UK Researchers Highlight Issues with Buprenorphine Dispensing in New England Journal of Medicine

Trish Freeman
April Young

LEXINGTON, Ky. (Aug. 20, 2020) – In a commentary in the new issue of the New England Journal of Medicine, researchers from the University of Kentucky and Emory University highlight pharmacy-level barriers to buprenorphine access in rural Appalachia.

In the article, UK College of Public Health Associate Professor April Young, UK Center for the Advancement of Pharmacy Practice Director Trish Freeman and Emory University researchers Hannah Cooper and David Cloud focus on a number of issues that have led many rural pharmacies to limit the dispensing of buprenorphine, a partial opioid agonist that is an effective treatment for people with opioid use disorder.

The group highlights three main barriers, discovered from their own study published earlier this year as well as other peer-reviewed research, that undermine the prescription of this life-saving drug in Appalachia: concerns about exceeding a cap on opioid dispensing set by pharmaceutical wholesalers as a result of Drug Enforcement Administration (DEA) rules, distrust of pharmaceutical companies and prescribers of opioid analgesics, and a general stigma against people who use drugs and/or against the medications to treat opioid use disorder.

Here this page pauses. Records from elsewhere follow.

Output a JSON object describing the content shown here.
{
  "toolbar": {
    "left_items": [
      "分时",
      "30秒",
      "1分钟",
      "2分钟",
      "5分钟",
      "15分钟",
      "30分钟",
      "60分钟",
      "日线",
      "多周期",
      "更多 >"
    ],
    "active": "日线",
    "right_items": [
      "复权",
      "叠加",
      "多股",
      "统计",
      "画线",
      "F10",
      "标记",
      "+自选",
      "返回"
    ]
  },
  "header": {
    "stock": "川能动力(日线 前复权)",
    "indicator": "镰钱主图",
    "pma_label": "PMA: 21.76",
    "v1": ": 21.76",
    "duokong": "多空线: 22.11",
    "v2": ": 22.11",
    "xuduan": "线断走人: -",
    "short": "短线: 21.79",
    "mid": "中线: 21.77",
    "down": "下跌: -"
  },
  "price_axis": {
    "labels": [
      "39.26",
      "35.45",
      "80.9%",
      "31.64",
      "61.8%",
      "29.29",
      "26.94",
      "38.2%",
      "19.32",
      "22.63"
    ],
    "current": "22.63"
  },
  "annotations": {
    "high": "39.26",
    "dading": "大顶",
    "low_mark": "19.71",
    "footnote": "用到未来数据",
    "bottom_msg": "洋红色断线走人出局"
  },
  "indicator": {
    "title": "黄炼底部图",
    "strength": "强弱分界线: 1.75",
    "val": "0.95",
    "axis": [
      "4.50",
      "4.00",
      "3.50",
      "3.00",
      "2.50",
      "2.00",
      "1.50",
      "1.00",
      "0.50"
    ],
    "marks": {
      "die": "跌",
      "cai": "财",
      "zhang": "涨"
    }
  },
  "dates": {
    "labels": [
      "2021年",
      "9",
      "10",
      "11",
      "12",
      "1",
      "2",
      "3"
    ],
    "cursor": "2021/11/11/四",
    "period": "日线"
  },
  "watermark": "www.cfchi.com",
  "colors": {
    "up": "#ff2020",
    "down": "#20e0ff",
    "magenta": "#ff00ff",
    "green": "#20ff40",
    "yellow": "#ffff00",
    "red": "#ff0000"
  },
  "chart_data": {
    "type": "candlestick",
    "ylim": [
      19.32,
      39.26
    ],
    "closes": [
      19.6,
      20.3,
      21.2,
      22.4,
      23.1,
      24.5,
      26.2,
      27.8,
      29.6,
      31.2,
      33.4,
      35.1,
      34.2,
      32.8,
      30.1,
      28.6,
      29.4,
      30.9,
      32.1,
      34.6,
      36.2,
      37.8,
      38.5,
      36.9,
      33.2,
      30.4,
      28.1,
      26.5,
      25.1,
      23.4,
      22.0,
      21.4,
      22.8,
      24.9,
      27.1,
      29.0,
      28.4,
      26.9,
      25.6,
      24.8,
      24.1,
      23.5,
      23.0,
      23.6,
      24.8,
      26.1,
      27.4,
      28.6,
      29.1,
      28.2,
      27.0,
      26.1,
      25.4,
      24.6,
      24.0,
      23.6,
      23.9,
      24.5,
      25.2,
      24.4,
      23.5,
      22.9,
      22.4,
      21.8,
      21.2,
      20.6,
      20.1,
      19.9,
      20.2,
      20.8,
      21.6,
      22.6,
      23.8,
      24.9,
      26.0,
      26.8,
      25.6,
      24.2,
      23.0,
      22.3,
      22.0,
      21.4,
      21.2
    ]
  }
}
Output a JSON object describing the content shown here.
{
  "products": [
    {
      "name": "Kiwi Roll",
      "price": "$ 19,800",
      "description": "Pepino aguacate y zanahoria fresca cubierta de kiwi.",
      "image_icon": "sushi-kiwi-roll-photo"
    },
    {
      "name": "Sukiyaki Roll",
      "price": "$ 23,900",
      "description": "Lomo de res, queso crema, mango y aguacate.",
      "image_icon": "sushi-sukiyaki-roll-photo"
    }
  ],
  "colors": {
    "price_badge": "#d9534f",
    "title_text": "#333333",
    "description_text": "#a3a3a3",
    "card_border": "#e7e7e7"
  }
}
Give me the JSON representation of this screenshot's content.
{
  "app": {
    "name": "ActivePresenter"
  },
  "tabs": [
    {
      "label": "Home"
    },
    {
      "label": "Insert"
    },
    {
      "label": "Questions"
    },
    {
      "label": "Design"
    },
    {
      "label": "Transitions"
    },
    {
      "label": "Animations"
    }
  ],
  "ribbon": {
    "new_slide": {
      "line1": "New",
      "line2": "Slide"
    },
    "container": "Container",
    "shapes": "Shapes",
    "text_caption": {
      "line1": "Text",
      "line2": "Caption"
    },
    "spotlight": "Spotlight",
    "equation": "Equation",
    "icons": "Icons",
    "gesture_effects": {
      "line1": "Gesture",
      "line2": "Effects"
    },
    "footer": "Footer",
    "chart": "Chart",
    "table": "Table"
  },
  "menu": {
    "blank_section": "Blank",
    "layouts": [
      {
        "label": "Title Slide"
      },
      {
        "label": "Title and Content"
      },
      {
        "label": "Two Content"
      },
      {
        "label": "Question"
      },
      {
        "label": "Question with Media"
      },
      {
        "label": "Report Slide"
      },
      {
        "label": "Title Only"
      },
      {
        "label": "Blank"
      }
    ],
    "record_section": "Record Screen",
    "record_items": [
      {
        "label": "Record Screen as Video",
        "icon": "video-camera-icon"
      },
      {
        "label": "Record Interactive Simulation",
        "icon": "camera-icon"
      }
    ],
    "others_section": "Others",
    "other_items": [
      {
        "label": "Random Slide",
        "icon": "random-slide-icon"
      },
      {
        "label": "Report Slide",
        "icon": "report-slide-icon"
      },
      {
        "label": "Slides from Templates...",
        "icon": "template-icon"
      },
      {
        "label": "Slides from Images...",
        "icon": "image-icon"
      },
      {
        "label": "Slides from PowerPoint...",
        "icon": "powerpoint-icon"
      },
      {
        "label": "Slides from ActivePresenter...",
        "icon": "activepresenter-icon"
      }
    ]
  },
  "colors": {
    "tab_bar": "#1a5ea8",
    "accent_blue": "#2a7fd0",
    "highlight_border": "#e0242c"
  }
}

To help overcome these barriers, the team suggests a number of changes to help rebuild trust and reduce stigma for opioid use disorder in rural communities; they also suggest that wholesalers change algorithms to track buprenorphine separately from other opioids and pharmacists band together to submit requests to wholesalers to raise their caps on controlled substance dispensing when needed – for example, when new providers start prescribing buprenorphine in their communities.